Currently Roslyn emits the following IL for this call:
You see what it does there? Let's translate that back to C#, to make it more obvious:
It allocates another string and possibly even another StringBuilder. The thing is, you wouldn't be using a
StringBuilderif you weren't concerned about allocations. My initial idea of how to solve this was
FormattableString. So basically something like this:
Unfortunately overload resolution doesn't work in favor of the method accepting the
FormattableStringwhenever there is an overload for the string parameter. So the example above would write
STRING: a test 42to the console. If we could make the overload resolution smarter (e.g. make the compiler create FormattableString instances wherever there's an matching overload accepting FormattableString instead of a string argument) the solution would be as easy as creating
Append/AppendLine(FormattableString)extension methods for
Roslyn to the rescueLuckily we can use Roslyn to do some metaprogramming magic and work around this. Basically we need to rewrite
... in IL speak:
Let's create a reusable Roslyn-based solution that knows how to do that optimization.

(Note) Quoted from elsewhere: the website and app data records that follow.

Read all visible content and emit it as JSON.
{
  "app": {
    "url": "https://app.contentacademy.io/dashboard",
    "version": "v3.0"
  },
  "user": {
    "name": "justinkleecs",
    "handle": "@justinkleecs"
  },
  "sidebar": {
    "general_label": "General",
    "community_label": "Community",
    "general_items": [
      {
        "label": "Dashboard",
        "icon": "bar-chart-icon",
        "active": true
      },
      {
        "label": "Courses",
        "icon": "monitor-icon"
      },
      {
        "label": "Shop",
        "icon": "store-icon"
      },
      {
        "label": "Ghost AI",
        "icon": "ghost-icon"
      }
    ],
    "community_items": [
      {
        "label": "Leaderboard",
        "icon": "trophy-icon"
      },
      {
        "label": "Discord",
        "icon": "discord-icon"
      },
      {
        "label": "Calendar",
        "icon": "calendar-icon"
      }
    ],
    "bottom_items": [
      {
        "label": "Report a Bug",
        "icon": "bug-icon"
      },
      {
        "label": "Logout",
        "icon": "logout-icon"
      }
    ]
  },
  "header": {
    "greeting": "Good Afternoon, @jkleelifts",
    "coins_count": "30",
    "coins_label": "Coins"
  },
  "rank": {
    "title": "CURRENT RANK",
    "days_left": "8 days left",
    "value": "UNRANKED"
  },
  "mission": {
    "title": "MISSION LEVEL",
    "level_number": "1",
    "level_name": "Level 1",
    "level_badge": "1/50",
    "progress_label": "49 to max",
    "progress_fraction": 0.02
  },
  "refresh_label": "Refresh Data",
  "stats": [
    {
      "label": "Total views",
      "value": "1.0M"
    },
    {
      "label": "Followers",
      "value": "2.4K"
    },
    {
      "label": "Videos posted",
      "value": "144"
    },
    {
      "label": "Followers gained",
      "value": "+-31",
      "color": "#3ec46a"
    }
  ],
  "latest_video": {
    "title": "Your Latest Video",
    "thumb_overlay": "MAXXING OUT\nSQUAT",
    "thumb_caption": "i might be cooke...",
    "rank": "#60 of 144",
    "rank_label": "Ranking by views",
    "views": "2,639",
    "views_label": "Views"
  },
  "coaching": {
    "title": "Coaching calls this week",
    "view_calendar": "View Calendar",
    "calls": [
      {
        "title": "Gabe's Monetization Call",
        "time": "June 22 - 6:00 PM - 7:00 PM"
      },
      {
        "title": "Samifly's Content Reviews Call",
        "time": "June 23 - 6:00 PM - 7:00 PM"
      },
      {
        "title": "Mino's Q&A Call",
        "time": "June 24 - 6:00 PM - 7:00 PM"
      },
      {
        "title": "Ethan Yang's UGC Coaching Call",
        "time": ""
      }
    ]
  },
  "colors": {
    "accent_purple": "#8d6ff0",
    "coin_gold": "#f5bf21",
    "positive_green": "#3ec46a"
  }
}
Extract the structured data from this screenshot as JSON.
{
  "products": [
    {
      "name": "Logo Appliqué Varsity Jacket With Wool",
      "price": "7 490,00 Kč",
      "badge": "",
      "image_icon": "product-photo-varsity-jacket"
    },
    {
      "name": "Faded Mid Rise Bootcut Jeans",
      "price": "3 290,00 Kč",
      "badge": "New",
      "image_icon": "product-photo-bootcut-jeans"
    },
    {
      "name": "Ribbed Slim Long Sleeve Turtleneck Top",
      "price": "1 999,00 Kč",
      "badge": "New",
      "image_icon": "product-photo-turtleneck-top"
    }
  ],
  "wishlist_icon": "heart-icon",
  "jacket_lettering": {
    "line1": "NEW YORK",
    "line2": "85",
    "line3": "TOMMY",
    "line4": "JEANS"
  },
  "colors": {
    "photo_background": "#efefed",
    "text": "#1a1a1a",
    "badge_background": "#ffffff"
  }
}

We can use the class above to rewrite each
Originally I wanted the optimization to do the same for TextWriter.Write/WriteLine and Console.Write/WriteLine calls, but it turns out that they actually call string.Format internally anyway. So, add that to the list of possible optimizations.
ConclusionAs you've seen by yourself, it's not particulairly difficult to optimize the back and forth between string interpolation and
StringBuilder. I really think optimizations like that should be in Roslyn. As long as that's not implemented though, using string interpolation to build big string fragments (like for example HTML...) might be a bit more expensive than you might think.
Stay tuned for my next blog post, where I'll show you how to plug the optimization into the metaprogramming infrastructure of DNX and/or StackExchange.Precompilation, if you're not ready to migrate to vNext yet